EXERCISE DIRECTIONS:
Start to finish, return the listing exactly as written.
[Opening EXCERPTED DATA section]
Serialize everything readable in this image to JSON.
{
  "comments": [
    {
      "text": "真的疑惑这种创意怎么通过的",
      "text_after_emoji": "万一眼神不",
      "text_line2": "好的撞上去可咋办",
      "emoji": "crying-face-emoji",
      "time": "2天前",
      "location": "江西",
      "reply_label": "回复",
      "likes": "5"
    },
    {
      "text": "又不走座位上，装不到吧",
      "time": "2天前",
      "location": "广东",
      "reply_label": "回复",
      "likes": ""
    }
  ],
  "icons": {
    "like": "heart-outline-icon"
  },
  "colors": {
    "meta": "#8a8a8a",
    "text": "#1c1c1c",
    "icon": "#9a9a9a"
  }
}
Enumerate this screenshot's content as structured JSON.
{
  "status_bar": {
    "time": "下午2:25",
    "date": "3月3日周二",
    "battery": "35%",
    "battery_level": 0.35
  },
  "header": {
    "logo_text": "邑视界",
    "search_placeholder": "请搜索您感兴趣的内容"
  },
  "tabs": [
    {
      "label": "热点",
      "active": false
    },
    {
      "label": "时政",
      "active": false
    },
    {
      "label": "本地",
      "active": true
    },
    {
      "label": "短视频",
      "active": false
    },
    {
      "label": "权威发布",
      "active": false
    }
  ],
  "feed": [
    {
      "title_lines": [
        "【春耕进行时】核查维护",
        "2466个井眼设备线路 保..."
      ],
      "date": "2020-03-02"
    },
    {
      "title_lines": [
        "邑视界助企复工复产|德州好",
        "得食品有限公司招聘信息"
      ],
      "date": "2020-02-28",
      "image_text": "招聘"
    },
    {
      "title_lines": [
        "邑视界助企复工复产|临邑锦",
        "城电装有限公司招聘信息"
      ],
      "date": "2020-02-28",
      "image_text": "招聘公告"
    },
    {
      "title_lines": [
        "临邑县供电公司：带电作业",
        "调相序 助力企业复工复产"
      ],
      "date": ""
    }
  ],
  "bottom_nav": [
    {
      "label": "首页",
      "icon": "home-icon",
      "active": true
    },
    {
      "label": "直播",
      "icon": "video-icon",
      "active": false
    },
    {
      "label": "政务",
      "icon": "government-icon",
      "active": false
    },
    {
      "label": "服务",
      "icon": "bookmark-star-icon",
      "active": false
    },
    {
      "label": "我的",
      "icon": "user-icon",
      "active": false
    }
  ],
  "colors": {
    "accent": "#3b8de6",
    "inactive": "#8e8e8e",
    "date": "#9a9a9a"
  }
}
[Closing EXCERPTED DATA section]
SOLUTION TO THIS EXERCISE:
Serialize everything readable in this image to JSON.
{
  "comments": [
    {
      "text": "真的疑惑这种创意怎么通过的",
      "text_after_emoji": "万一眼神不",
      "text_line2": "好的撞上去可咋办",
      "emoji": "crying-face-emoji",
      "time": "2天前",
      "location": "江西",
      "reply_label": "回复",
      "likes": "5"
    },
    {
      "text": "又不走座位上，装不到吧",
      "time": "2天前",
      "location": "广东",
      "reply_label": "回复",
      "likes": ""
    }
  ],
  "icons": {
    "like": "heart-outline-icon"
  },
  "colors": {
    "meta": "#8a8a8a",
    "text": "#1c1c1c",
    "icon": "#9a9a9a"
  }
}
Enumerate this screenshot's content as structured JSON.
{
  "status_bar": {
    "time": "下午2:25",
    "date": "3月3日周二",
    "battery": "35%",
    "battery_level": 0.35
  },
  "header": {
    "logo_text": "邑视界",
    "search_placeholder": "请搜索您感兴趣的内容"
  },
  "tabs": [
    {
      "label": "热点",
      "active": false
    },
    {
      "label": "时政",
      "active": false
    },
    {
      "label": "本地",
      "active": true
    },
    {
      "label": "短视频",
      "active": false
    },
    {
      "label": "权威发布",
      "active": false
    }
  ],
  "feed": [
    {
      "title_lines": [
        "【春耕进行时】核查维护",
        "2466个井眼设备线路 保..."
      ],
      "date": "2020-03-02"
    },
    {
      "title_lines": [
        "邑视界助企复工复产|德州好",
        "得食品有限公司招聘信息"
      ],
      "date": "2020-02-28",
      "image_text": "招聘"
    },
    {
      "title_lines": [
        "邑视界助企复工复产|临邑锦",
        "城电装有限公司招聘信息"
      ],
      "date": "2020-02-28",
      "image_text": "招聘公告"
    },
    {
      "title_lines": [
        "临邑县供电公司：带电作业",
        "调相序 助力企业复工复产"
      ],
      "date": ""
    }
  ],
  "bottom_nav": [
    {
      "label": "首页",
      "icon": "home-icon",
      "active": true
    },
    {
      "label": "直播",
      "icon": "video-icon",
      "active": false
    },
    {
      "label": "政务",
      "icon": "government-icon",
      "active": false
    },
    {
      "label": "服务",
      "icon": "bookmark-star-icon",
      "active": false
    },
    {
      "label": "我的",
      "icon": "user-icon",
      "active": false
    }
  ],
  "colors": {
    "accent": "#3b8de6",
    "inactive": "#8e8e8e",
    "date": "#9a9a9a"
  }
}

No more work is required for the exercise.